Lai has had somewhat of a remarkable political career lately. Beginning in 2017, he served in the Tsai administration as Premier. (Taiwan’s executive branch is a bit funky: technically, the premier — not the president — is the head of the Executive Yuan, but the premier is appointed by and serves at the will of the president. So although the premier holds powers the president doesn’t, those powers are exercised in practice only inasmuch as she or he acts as an agent of the president’s wishes.)
But in 2019, Lai mounted a direct challenge to Tsai’s reelection by registering in the DPP presidential primaries. Tsai defeated Lai in the primary — but then asked Lai to join her on her ticket as vice president. That kind of unity no doubt played a role in the Tsai-Lai duo’s landslide victory in 2020.
Kuomintang 國民黨 (KMT): Hou Yu-ih
The big news of the week is that Hou Yu-ih 侯友宜, currently the mayor of New Taipei City, was selected as the KMT’s nominee for president. A former cop and Director-General of Taiwan’s National Police Agency, Hou is described by many as a moderate — for instance, he has rejected calls for Taiwan independence as well as the PRC’s “One Country, Two Systems” unification proposal.
The KMT’s primaries were run differently this time around: as reported in Liberty Times 自由時報, the KMT leadership, chaired by Eric Chu 朱立倫, replaced open-primary elections with a direct nomination process. Hou’s selection by Chu was somewhat anticipated: indeed, when Chu was mayor of New Taipei City from 2016 to 2018, he appointed Hou as his Deputy Mayor.
In passing over primary voters, Chu blocked the possible nomination of billionaire and Foxconn founder Terry Gou 郭台銘, who has been compared by various media as Taiwan’s Donald Trump and who many saw as an uncompetitive candidate due to his business and political ties to the mainland. (There’s an idea for US Republican primaries!)
To his credit, Gou has since congratulated Hou for his nomination. (Also to his credit: after BioNTech lawyers struggled for months to produce a contract to sell vaccines to the Taiwan government without offending the PRC’s “one-China principle,” Gou purchased 15 million vaccines personally and then donated them to the Taiwanese populace.)

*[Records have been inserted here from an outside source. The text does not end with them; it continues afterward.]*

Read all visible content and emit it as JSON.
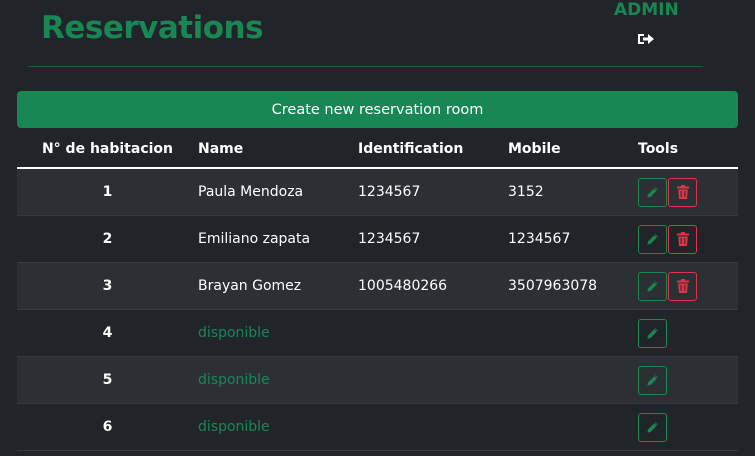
{
  "header": {
    "title": "Reservations",
    "user_label": "ADMIN",
    "logout_icon": "sign-out-icon"
  },
  "create_button_label": "Create new reservation room",
  "table": {
    "columns": [
      "N° de habitacion",
      "Name",
      "Identification",
      "Mobile",
      "Tools"
    ],
    "rows": [
      {
        "room": "1",
        "name": "Paula Mendoza",
        "identification": "1234567",
        "mobile": "3152",
        "deletable": true
      },
      {
        "room": "2",
        "name": "Emiliano zapata",
        "identification": "1234567",
        "mobile": "1234567",
        "deletable": true
      },
      {
        "room": "3",
        "name": "Brayan Gomez",
        "identification": "1005480266",
        "mobile": "3507963078",
        "deletable": true
      },
      {
        "room": "4",
        "name": "disponible",
        "identification": "",
        "mobile": "",
        "deletable": false
      },
      {
        "room": "5",
        "name": "disponible",
        "identification": "",
        "mobile": "",
        "deletable": false
      },
      {
        "room": "6",
        "name": "disponible",
        "identification": "",
        "mobile": "",
        "deletable": false
      }
    ]
  },
  "colors": {
    "background": "#212529",
    "accent": "#198754",
    "danger": "#dc3545"
  }
}
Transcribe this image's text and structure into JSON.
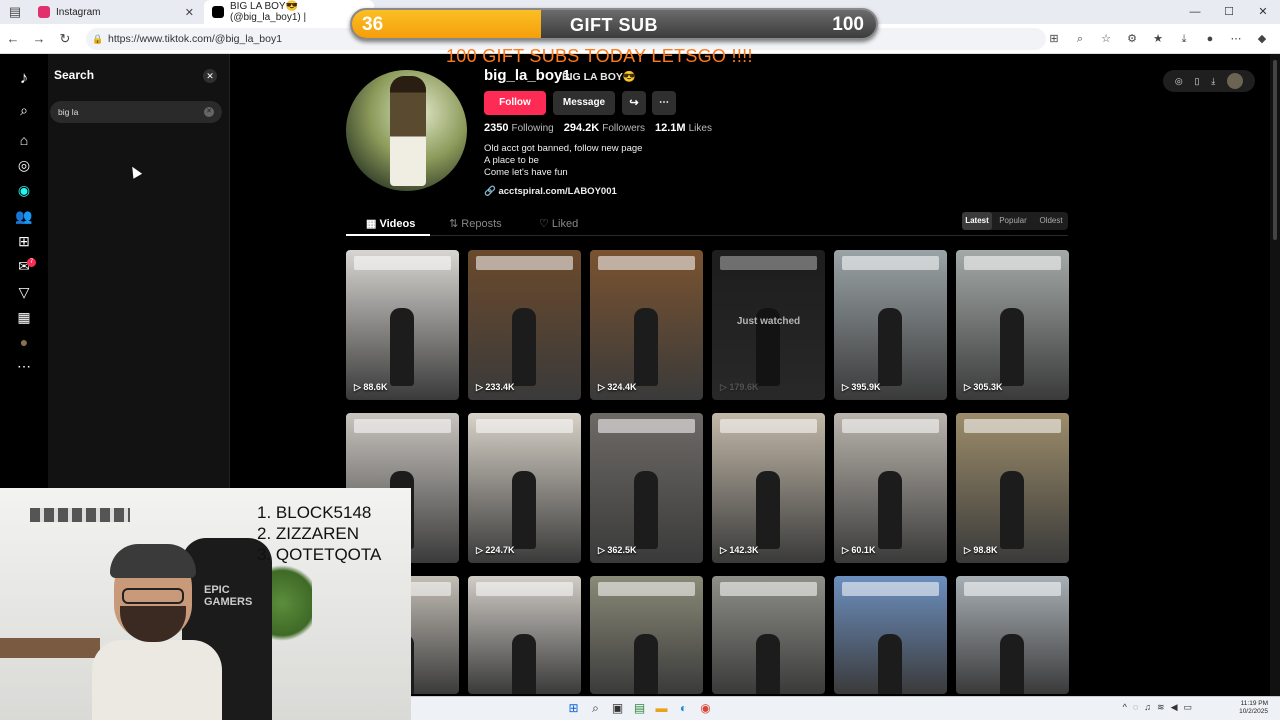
{
  "browser": {
    "tabs": [
      {
        "title": "Instagram",
        "active": false,
        "favicon_color": "#e1306c"
      },
      {
        "title": "BIG LA BOY😎 (@big_la_boy1) |",
        "active": true,
        "favicon_color": "#000000"
      }
    ],
    "url": "https://www.tiktok.com/@big_la_boy1",
    "window_controls": [
      "—",
      "☐",
      "✕"
    ]
  },
  "overlay": {
    "gift_current": "36",
    "gift_label": "GIFT SUB",
    "gift_goal": "100",
    "progress_fraction": 0.36,
    "banner": "100 GIFT SUBS TODAY LETSGO !!!!",
    "banner_color": "#ff7a1a",
    "leaderboard": [
      "1. BLOCK5148",
      "2. ZIZZAREN",
      "3. QOTETQOTA"
    ]
  },
  "sidebar": {
    "icons": [
      "tiktok-logo-icon",
      "search-icon",
      "home-icon",
      "explore-icon",
      "live-icon",
      "following-icon",
      "upload-icon",
      "messages-icon",
      "activity-icon",
      "creator-icon",
      "profile-icon",
      "more-icon"
    ],
    "messages_badge": "7"
  },
  "search": {
    "title": "Search",
    "query": "big la"
  },
  "profile": {
    "username": "big_la_boy1",
    "nickname": "BIG LA BOY😎",
    "follow_label": "Follow",
    "message_label": "Message",
    "stats": [
      {
        "value": "2350",
        "label": "Following"
      },
      {
        "value": "294.2K",
        "label": "Followers"
      },
      {
        "value": "12.1M",
        "label": "Likes"
      }
    ],
    "bio": [
      "Old acct got banned, follow new page",
      "A place to be",
      "Come let's have fun"
    ],
    "link": "acctspiral.com/LABOY001",
    "tabs": [
      "Videos",
      "Reposts",
      "Liked"
    ],
    "sort": [
      "Latest",
      "Popular",
      "Oldest"
    ]
  },
  "videos": [
    {
      "views": "88.6K",
      "bg": "#d8d6d2"
    },
    {
      "views": "233.4K",
      "bg": "#6b4a2c"
    },
    {
      "views": "324.4K",
      "bg": "#7a5330"
    },
    {
      "views": "179.6K",
      "bg": "#2a2a2a",
      "just_watched": "Just watched"
    },
    {
      "views": "395.9K",
      "bg": "#9aa3a6"
    },
    {
      "views": "305.3K",
      "bg": "#a4aaa8"
    },
    {
      "views": "",
      "bg": "#c8c4bf"
    },
    {
      "views": "224.7K",
      "bg": "#d8d2c8"
    },
    {
      "views": "362.5K",
      "bg": "#6d6a66"
    },
    {
      "views": "142.3K",
      "bg": "#c2b8a8"
    },
    {
      "views": "60.1K",
      "bg": "#b9b4ac"
    },
    {
      "views": "98.8K",
      "bg": "#9c8c6a"
    },
    {
      "views": "",
      "bg": "#c2bdb5"
    },
    {
      "views": "",
      "bg": "#d0ccc6"
    },
    {
      "views": "",
      "bg": "#8a8a78"
    },
    {
      "views": "",
      "bg": "#8e8f88"
    },
    {
      "views": "",
      "bg": "#6c8fbf"
    },
    {
      "views": "",
      "bg": "#a8b0b5"
    }
  ],
  "taskbar": {
    "icons": [
      "start-icon",
      "search-icon",
      "taskview-icon",
      "widgets-icon",
      "explorer-icon",
      "edge-icon",
      "chrome-icon"
    ],
    "time": "11:19 PM",
    "date": "10/2/2025"
  }
}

Taiwan People’s Party 台灣民眾黨 (TPP): Ko Wen-je
Per Article 22 of the Presidential and Vice Presidential Election and Recall Act, parties that pass the five-percent vote threshold can put a candidate on the general ballot — meaning the TPP and the New Power Party 時代力量 (NPP) are eligible as well.
On May 17, Ko Wen-je 柯文哲 — the TPP’s founder and former mayor of Taipei — was nominated as the party’s candidate. Like Lai, Ko was the only one seeking the TPP nomination.
The TPP is a very new political party, established in 2019, and brands itself as being neither “pan-Blue” (ie. KMT-aligned) nor “pan-Green” (ie. DPP-aligned). As Joe Bauer writes for the Global Taiwan Institute:
While it is certainly possible that Ko can fine-tune his approach to attract moderates from both the Blue and Green camps in the years to come, it remains just as likely that he could instead play the role of a third-party spoiler, siphoning away a small but significant portion of the vote from either of the leading party’s candidates.
Such third-party spoiling is much more likely to occur in Taiwan than in the US because a candidate need not a hard majority to win the presidency. For example, in the 2000 presidential elections, a rift between KMT nominee Lien Chan 連戰 and James Soong 宋楚瑜 — who was expelled from the KMT for announcing his candidacy as an independent after losing the KMT’s nomination — allowed Chen Shui-bian 陳水扁 of the DPP to win the election with just over thirty-nine percent of the vote. Lien and Song together garnered nearly sixty percent of the popular vote, meaning the KMT likely could have won had it been unified (hence the significance of Gou’s congratulating Hou).